[Recorded data]
>>>>>

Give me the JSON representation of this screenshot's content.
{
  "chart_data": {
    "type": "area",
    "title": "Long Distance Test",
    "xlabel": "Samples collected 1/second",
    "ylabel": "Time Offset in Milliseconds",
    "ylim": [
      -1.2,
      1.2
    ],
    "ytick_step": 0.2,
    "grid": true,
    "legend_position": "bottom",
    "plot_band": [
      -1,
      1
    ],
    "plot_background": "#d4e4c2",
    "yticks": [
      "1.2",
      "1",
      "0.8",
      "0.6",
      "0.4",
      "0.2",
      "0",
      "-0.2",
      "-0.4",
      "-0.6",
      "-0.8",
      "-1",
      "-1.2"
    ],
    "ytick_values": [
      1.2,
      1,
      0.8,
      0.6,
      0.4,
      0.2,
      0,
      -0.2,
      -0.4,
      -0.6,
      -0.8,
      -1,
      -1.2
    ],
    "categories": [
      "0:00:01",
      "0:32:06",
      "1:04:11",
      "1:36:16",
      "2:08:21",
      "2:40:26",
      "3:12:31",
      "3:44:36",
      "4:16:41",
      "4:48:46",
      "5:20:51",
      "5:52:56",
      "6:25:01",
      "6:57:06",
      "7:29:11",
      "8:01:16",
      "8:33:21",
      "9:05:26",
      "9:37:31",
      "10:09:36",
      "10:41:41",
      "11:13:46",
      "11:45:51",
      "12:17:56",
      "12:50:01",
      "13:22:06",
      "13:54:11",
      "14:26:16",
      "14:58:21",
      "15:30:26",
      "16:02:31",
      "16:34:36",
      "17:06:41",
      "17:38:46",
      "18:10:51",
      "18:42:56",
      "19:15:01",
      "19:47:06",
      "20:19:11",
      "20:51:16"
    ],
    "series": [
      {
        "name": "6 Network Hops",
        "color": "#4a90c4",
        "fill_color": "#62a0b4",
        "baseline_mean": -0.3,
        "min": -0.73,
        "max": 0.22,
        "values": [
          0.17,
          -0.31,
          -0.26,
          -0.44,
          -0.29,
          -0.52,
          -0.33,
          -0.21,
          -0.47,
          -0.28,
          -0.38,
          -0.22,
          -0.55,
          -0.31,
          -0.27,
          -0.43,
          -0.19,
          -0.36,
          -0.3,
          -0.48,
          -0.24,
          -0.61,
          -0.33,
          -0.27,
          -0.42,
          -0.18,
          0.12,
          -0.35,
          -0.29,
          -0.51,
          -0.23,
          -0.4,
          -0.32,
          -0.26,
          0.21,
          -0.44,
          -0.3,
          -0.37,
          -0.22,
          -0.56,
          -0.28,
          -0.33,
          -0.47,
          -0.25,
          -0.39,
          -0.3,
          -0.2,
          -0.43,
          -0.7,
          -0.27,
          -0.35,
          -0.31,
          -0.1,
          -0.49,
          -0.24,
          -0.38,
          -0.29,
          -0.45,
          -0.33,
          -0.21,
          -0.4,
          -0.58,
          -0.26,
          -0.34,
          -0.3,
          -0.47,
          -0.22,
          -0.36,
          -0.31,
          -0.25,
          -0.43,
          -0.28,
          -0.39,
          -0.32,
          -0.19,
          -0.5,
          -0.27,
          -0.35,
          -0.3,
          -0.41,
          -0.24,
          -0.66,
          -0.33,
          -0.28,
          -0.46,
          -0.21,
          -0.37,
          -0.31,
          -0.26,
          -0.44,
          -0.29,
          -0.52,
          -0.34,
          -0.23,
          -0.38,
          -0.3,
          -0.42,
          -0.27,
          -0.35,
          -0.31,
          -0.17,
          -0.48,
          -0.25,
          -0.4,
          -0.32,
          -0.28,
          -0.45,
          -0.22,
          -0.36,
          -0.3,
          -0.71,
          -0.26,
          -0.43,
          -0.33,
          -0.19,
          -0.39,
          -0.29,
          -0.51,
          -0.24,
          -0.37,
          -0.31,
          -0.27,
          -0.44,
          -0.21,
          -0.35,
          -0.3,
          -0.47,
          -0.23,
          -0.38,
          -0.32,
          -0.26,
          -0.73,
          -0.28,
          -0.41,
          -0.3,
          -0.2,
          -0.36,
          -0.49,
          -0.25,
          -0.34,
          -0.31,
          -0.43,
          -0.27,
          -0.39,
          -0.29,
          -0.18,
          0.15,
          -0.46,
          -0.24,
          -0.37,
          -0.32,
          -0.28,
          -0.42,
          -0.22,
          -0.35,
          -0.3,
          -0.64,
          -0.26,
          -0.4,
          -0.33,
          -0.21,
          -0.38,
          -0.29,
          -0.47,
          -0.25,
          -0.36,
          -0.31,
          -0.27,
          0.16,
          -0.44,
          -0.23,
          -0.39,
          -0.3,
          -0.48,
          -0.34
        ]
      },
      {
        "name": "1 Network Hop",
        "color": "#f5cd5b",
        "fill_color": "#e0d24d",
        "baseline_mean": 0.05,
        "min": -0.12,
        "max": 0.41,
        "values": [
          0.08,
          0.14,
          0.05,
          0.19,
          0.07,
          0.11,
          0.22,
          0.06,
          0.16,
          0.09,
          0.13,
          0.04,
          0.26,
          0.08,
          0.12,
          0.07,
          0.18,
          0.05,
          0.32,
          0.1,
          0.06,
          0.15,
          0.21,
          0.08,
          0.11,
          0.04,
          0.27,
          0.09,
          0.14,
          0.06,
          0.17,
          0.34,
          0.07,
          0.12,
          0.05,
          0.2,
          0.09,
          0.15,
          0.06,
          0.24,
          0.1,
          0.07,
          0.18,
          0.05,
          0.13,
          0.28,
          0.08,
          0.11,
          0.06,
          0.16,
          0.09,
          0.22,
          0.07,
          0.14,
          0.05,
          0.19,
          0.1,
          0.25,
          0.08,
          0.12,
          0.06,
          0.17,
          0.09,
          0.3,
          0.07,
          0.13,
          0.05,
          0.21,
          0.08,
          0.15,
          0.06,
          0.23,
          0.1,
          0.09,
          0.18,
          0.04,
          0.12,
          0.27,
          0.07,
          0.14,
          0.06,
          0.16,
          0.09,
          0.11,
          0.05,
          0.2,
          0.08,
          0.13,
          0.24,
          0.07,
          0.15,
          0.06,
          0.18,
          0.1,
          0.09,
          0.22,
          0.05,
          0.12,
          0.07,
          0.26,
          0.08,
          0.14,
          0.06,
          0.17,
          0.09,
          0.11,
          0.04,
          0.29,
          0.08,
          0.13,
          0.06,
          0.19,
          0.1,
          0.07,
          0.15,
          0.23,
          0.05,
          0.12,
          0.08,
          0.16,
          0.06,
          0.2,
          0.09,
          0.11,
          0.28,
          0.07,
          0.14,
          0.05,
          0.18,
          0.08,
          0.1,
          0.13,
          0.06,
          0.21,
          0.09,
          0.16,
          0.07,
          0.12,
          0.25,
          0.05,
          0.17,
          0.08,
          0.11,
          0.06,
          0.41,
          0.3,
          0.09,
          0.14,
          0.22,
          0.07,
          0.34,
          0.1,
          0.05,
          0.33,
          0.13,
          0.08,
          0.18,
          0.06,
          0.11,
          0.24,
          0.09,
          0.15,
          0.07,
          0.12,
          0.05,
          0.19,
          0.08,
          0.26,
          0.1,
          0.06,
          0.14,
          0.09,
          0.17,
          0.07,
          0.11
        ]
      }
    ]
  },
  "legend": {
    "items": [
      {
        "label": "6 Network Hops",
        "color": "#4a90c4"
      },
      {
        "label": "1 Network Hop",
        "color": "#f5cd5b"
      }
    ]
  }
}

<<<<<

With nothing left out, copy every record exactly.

* WRITTEN SOLUTION
Give me the JSON representation of this screenshot's content.
{
  "chart_data": {
    "type": "area",
    "title": "Long Distance Test",
    "xlabel": "Samples collected 1/second",
    "ylabel": "Time Offset in Milliseconds",
    "ylim": [
      -1.2,
      1.2
    ],
    "ytick_step": 0.2,
    "grid": true,
    "legend_position": "bottom",
    "plot_band": [
      -1,
      1
    ],
    "plot_background": "#d4e4c2",
    "yticks": [
      "1.2",
      "1",
      "0.8",
      "0.6",
      "0.4",
      "0.2",
      "0",
      "-0.2",
      "-0.4",
      "-0.6",
      "-0.8",
      "-1",
      "-1.2"
    ],
    "ytick_values": [
      1.2,
      1,
      0.8,
      0.6,
      0.4,
      0.2,
      0,
      -0.2,
      -0.4,
      -0.6,
      -0.8,
      -1,
      -1.2
    ],
    "categories": [
      "0:00:01",
      "0:32:06",
      "1:04:11",
      "1:36:16",
      "2:08:21",
      "2:40:26",
      "3:12:31",
      "3:44:36",
      "4:16:41",
      "4:48:46",
      "5:20:51",
      "5:52:56",
      "6:25:01",
      "6:57:06",
      "7:29:11",
      "8:01:16",
      "8:33:21",
      "9:05:26",
      "9:37:31",
      "10:09:36",
      "10:41:41",
      "11:13:46",
      "11:45:51",
      "12:17:56",
      "12:50:01",
      "13:22:06",
      "13:54:11",
      "14:26:16",
      "14:58:21",
      "15:30:26",
      "16:02:31",
      "16:34:36",
      "17:06:41",
      "17:38:46",
      "18:10:51",
      "18:42:56",
      "19:15:01",
      "19:47:06",
      "20:19:11",
      "20:51:16"
    ],
    "series": [
      {
        "name": "6 Network Hops",
        "color": "#4a90c4",
        "fill_color": "#62a0b4",
        "baseline_mean": -0.3,
        "min": -0.73,
        "max": 0.22,
        "values": [
          0.17,
          -0.31,
          -0.26,
          -0.44,
          -0.29,
          -0.52,
          -0.33,
          -0.21,
          -0.47,
          -0.28,
          -0.38,
          -0.22,
          -0.55,
          -0.31,
          -0.27,
          -0.43,
          -0.19,
          -0.36,
          -0.3,
          -0.48,
          -0.24,
          -0.61,
          -0.33,
          -0.27,
          -0.42,
          -0.18,
          0.12,
          -0.35,
          -0.29,
          -0.51,
          -0.23,
          -0.4,
          -0.32,
          -0.26,
          0.21,
          -0.44,
          -0.3,
          -0.37,
          -0.22,
          -0.56,
          -0.28,
          -0.33,
          -0.47,
          -0.25,
          -0.39,
          -0.3,
          -0.2,
          -0.43,
          -0.7,
          -0.27,
          -0.35,
          -0.31,
          -0.1,
          -0.49,
          -0.24,
          -0.38,
          -0.29,
          -0.45,
          -0.33,
          -0.21,
          -0.4,
          -0.58,
          -0.26,
          -0.34,
          -0.3,
          -0.47,
          -0.22,
          -0.36,
          -0.31,
          -0.25,
          -0.43,
          -0.28,
          -0.39,
          -0.32,
          -0.19,
          -0.5,
          -0.27,
          -0.35,
          -0.3,
          -0.41,
          -0.24,
          -0.66,
          -0.33,
          -0.28,
          -0.46,
          -0.21,
          -0.37,
          -0.31,
          -0.26,
          -0.44,
          -0.29,
          -0.52,
          -0.34,
          -0.23,
          -0.38,
          -0.3,
          -0.42,
          -0.27,
          -0.35,
          -0.31,
          -0.17,
          -0.48,
          -0.25,
          -0.4,
          -0.32,
          -0.28,
          -0.45,
          -0.22,
          -0.36,
          -0.3,
          -0.71,
          -0.26,
          -0.43,
          -0.33,
          -0.19,
          -0.39,
          -0.29,
          -0.51,
          -0.24,
          -0.37,
          -0.31,
          -0.27,
          -0.44,
          -0.21,
          -0.35,
          -0.3,
          -0.47,
          -0.23,
          -0.38,
          -0.32,
          -0.26,
          -0.73,
          -0.28,
          -0.41,
          -0.3,
          -0.2,
          -0.36,
          -0.49,
          -0.25,
          -0.34,
          -0.31,
          -0.43,
          -0.27,
          -0.39,
          -0.29,
          -0.18,
          0.15,
          -0.46,
          -0.24,
          -0.37,
          -0.32,
          -0.28,
          -0.42,
          -0.22,
          -0.35,
          -0.3,
          -0.64,
          -0.26,
          -0.4,
          -0.33,
          -0.21,
          -0.38,
          -0.29,
          -0.47,
          -0.25,
          -0.36,
          -0.31,
          -0.27,
          0.16,
          -0.44,
          -0.23,
          -0.39,
          -0.3,
          -0.48,
          -0.34
        ]
      },
      {
        "name": "1 Network Hop",
        "color": "#f5cd5b",
        "fill_color": "#e0d24d",
        "baseline_mean": 0.05,
        "min": -0.12,
        "max": 0.41,
        "values": [
          0.08,
          0.14,
          0.05,
          0.19,
          0.07,
          0.11,
          0.22,
          0.06,
          0.16,
          0.09,
          0.13,
          0.04,
          0.26,
          0.08,
          0.12,
          0.07,
          0.18,
          0.05,
          0.32,
          0.1,
          0.06,
          0.15,
          0.21,
          0.08,
          0.11,
          0.04,
          0.27,
          0.09,
          0.14,
          0.06,
          0.17,
          0.34,
          0.07,
          0.12,
          0.05,
          0.2,
          0.09,
          0.15,
          0.06,
          0.24,
          0.1,
          0.07,
          0.18,
          0.05,
          0.13,
          0.28,
          0.08,
          0.11,
          0.06,
          0.16,
          0.09,
          0.22,
          0.07,
          0.14,
          0.05,
          0.19,
          0.1,
          0.25,
          0.08,
          0.12,
          0.06,
          0.17,
          0.09,
          0.3,
          0.07,
          0.13,
          0.05,
          0.21,
          0.08,
          0.15,
          0.06,
          0.23,
          0.1,
          0.09,
          0.18,
          0.04,
          0.12,
          0.27,
          0.07,
          0.14,
          0.06,
          0.16,
          0.09,
          0.11,
          0.05,
          0.2,
          0.08,
          0.13,
          0.24,
          0.07,
          0.15,
          0.06,
          0.18,
          0.1,
          0.09,
          0.22,
          0.05,
          0.12,
          0.07,
          0.26,
          0.08,
          0.14,
          0.06,
          0.17,
          0.09,
          0.11,
          0.04,
          0.29,
          0.08,
          0.13,
          0.06,
          0.19,
          0.1,
          0.07,
          0.15,
          0.23,
          0.05,
          0.12,
          0.08,
          0.16,
          0.06,
          0.2,
          0.09,
          0.11,
          0.28,
          0.07,
          0.14,
          0.05,
          0.18,
          0.08,
          0.1,
          0.13,
          0.06,
          0.21,
          0.09,
          0.16,
          0.07,
          0.12,
          0.25,
          0.05,
          0.17,
          0.08,
          0.11,
          0.06,
          0.41,
          0.3,
          0.09,
          0.14,
          0.22,
          0.07,
          0.34,
          0.1,
          0.05,
          0.33,
          0.13,
          0.08,
          0.18,
          0.06,
          0.11,
          0.24,
          0.09,
          0.15,
          0.07,
          0.12,
          0.05,
          0.19,
          0.08,
          0.26,
          0.1,
          0.06,
          0.14,
          0.09,
          0.17,
          0.07,
          0.11
        ]
      }
    ]
  },
  "legend": {
    "items": [
      {
        "label": "6 Network Hops",
        "color": "#4a90c4"
      },
      {
        "label": "1 Network Hop",
        "color": "#f5cd5b"
      }
    ]
  }
}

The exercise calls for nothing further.